May is National Arthritis Awareness Month, and it’s a time to bring attention to the increasing prevalence of arthritis, promote physical activity among arthritis sufferers across the U.S. and the importance of advocacy and urgency for more arthritis-related research. Arthritis affects more than 50 million adults across the country, and that number is expected to grow over the next decade. Arthritis can affect the quality of life of individuals, limiting their movement and the activities they can participate in, from walking to lifting. The condition can cause permanent disability and is the primary cause of disability in the U.S.
What is Arthritis?
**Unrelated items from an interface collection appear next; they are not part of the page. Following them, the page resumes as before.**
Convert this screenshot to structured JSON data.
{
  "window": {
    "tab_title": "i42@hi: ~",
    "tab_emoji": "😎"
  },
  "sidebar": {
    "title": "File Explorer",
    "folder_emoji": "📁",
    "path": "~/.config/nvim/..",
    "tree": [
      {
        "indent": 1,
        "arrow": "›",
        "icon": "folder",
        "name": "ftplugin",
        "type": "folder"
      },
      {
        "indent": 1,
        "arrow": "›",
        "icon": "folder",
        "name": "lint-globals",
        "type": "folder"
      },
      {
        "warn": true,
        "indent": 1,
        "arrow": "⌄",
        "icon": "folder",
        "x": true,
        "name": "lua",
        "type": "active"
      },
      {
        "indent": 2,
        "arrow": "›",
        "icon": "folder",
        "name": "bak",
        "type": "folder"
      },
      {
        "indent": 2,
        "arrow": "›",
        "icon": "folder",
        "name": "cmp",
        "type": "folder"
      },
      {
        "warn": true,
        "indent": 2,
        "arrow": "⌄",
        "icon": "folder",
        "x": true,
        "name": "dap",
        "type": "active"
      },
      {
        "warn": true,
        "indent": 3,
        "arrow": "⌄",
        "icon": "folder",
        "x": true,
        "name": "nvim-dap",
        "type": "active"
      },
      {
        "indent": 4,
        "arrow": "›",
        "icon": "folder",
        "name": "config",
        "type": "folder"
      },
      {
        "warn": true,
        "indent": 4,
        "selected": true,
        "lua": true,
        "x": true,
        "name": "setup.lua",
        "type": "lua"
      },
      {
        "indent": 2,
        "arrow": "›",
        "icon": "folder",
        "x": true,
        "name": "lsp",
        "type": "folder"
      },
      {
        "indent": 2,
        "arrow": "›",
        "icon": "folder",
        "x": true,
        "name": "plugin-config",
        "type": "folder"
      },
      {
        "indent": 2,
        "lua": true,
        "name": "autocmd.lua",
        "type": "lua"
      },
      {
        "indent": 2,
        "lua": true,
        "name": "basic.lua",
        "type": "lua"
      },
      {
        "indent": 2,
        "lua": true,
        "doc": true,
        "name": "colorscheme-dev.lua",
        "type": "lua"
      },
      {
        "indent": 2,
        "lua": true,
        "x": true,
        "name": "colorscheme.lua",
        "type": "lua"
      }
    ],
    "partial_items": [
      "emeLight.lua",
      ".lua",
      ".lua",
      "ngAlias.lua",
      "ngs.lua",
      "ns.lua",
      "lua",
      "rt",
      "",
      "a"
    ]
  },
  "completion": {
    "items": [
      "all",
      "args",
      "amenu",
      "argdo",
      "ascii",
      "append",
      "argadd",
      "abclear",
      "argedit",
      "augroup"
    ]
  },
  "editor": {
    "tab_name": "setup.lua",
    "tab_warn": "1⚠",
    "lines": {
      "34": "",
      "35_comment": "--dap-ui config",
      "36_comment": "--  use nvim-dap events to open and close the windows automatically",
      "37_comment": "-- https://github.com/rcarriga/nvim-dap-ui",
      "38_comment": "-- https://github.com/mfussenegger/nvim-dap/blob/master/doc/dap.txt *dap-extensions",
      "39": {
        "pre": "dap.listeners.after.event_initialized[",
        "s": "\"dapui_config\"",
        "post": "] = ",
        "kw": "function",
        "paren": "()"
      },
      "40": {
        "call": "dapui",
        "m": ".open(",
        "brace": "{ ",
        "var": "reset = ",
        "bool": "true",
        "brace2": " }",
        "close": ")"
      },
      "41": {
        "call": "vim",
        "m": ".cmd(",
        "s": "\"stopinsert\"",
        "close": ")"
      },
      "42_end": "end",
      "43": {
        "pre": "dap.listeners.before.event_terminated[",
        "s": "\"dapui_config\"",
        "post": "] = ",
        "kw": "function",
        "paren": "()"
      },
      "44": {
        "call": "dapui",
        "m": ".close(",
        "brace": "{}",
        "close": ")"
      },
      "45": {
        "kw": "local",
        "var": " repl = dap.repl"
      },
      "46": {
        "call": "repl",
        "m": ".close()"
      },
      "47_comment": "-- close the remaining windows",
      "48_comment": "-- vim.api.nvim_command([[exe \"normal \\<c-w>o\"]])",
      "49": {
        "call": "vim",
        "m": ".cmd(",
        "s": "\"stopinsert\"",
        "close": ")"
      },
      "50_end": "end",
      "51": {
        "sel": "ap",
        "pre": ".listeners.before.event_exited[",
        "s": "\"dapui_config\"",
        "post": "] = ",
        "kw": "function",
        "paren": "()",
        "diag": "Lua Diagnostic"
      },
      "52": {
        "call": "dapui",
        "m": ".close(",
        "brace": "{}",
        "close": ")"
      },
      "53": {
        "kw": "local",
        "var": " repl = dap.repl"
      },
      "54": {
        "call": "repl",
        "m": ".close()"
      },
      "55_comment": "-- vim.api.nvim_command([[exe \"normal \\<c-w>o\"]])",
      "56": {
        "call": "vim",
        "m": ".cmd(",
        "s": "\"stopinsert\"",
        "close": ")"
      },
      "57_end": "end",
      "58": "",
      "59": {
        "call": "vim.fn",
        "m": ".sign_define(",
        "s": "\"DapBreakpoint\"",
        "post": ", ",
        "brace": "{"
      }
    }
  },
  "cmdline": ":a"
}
The Arthritis Foundation characterizes arthritis as an informal way of referring to joint pain or joint disease, but it’s not a single disease since there are over 100 types of arthritis and related medical conditions. While it can affect people of all different backgrounds, it affects more women than men and emerges more frequently the older people become. Rheumatoid arthritis and osteoarthritis are the most common types of arthritis. Osteoarthritis affects cartilage by causing it to break down, while rheumatoid arthritis is characterized as an autoimmune disorder that initially targets the lining of the joint capsule (synovial membrane), but can also damage the skin, eyes, heart, and lungs. Certain underlying diseases can cause certain types of arthritis.
Symptoms of Arthritis
Different types of arthritis have various symptoms, but common signs and symptoms of arthritis involving the joints may include, pain, swelling, stiffness, redness, deformity, decreased range of motion, lumps, and bumps around the bone and tenderness.
Risk Factors For Arthritis
Each type of arthritis has its own set of risk factors, but the most commonly recognized ones include:
● Family history/Genetics: A family history of gout, where parents or siblings have the disorder, may put you at a higher risk of developing some types of arthritis.
● Age: Old age is a primary risk factor of osteoarthritis, rheumatoid arthritis, and gout.
● Sex: It appears that women, more so than men, are likely to develop rheumatoid arthritis, osteoarthritis, and fibromyalgia, while gout affects more men.
● Previous Joint Damage: Suffering a joint injury in the past will make an individual more likely to develop arthritis later on in life.
The focus of arthritis treatment centers on relieving the symptoms of the condition and boosting joint function. It may require a process of trial and error, or a combination of different treatments to find the best treatment option for individuals needs.
Arthritis comes in different forms and can be debilitating if not appropriately diagnosed and treated. There is still a lot of mystery surrounding the condition, hence the need for further research. In the meantime, bringing awareness to the growing issue is essential for optimal health and well-being.